• What you have to do: If a line below includes the string "title", copy it.

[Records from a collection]

= Beginning of Section =

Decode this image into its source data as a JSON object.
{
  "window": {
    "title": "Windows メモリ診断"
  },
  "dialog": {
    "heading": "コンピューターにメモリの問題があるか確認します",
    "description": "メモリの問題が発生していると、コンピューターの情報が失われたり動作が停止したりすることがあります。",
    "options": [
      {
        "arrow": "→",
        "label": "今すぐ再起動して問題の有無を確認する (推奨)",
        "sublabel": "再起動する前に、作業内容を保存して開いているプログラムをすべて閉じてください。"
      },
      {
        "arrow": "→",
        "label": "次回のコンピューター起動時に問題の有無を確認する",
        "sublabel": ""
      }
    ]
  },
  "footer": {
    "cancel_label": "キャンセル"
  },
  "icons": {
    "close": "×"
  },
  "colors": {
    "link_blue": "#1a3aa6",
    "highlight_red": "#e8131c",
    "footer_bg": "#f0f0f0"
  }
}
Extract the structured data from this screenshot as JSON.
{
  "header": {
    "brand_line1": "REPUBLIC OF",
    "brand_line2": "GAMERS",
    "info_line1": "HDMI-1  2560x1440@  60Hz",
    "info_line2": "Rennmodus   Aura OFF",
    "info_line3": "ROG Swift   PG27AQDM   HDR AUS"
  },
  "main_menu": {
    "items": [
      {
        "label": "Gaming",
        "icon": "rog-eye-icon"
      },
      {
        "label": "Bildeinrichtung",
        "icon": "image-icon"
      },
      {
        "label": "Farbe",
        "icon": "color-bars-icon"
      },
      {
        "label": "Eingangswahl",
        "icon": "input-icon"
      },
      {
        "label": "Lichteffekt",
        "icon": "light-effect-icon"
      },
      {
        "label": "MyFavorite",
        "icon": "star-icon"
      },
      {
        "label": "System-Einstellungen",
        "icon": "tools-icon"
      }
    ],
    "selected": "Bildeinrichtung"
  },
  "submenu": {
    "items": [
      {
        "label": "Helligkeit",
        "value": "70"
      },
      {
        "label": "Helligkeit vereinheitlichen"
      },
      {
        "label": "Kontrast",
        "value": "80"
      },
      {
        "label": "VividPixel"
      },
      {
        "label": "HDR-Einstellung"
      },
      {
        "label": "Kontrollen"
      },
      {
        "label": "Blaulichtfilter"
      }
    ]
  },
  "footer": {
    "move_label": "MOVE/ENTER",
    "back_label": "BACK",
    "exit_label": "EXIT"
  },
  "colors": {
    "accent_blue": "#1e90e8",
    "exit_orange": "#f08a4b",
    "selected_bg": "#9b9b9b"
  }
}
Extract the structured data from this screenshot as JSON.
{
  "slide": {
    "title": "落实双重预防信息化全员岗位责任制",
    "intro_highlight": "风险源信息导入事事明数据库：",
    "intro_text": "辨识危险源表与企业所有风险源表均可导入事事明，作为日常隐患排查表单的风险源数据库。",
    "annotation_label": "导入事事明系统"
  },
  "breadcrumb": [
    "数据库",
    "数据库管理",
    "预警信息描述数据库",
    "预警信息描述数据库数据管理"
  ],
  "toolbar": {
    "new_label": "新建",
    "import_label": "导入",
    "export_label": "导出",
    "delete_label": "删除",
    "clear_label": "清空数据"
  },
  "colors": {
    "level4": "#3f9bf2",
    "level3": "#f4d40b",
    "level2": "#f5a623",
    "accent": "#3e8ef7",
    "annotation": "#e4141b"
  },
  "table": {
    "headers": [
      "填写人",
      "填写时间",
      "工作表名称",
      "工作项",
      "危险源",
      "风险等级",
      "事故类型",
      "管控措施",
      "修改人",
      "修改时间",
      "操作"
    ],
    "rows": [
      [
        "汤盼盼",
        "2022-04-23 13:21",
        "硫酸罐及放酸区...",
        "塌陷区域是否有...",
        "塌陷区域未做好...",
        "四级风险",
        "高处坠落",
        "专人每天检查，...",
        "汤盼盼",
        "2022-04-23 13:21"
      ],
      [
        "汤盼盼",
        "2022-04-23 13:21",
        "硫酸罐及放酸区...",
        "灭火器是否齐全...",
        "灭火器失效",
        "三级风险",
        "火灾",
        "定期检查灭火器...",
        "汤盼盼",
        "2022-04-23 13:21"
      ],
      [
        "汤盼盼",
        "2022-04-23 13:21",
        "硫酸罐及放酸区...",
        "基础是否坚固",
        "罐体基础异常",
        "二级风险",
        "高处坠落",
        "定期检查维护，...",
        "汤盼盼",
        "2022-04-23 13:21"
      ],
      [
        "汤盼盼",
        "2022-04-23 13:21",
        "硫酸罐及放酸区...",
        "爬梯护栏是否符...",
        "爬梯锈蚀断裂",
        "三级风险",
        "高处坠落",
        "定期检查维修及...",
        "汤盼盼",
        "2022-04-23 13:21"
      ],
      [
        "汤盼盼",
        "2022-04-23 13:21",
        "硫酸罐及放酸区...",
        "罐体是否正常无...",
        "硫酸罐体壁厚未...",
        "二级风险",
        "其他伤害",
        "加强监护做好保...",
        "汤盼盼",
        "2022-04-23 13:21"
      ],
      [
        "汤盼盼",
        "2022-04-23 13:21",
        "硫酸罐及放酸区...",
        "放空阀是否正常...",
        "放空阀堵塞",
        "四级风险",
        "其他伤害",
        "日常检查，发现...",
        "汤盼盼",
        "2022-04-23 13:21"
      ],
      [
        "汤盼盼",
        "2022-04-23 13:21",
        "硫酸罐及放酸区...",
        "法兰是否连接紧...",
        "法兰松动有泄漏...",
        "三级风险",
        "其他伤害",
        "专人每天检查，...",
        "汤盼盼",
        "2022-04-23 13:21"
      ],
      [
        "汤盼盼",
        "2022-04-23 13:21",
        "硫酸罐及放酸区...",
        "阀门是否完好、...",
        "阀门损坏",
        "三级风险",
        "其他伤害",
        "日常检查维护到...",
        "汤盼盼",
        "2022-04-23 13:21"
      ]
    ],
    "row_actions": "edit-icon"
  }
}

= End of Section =

• Result:
    "title": "Windows メモリ診断"
    "title": "落实双重预防信息化全员岗位责任制",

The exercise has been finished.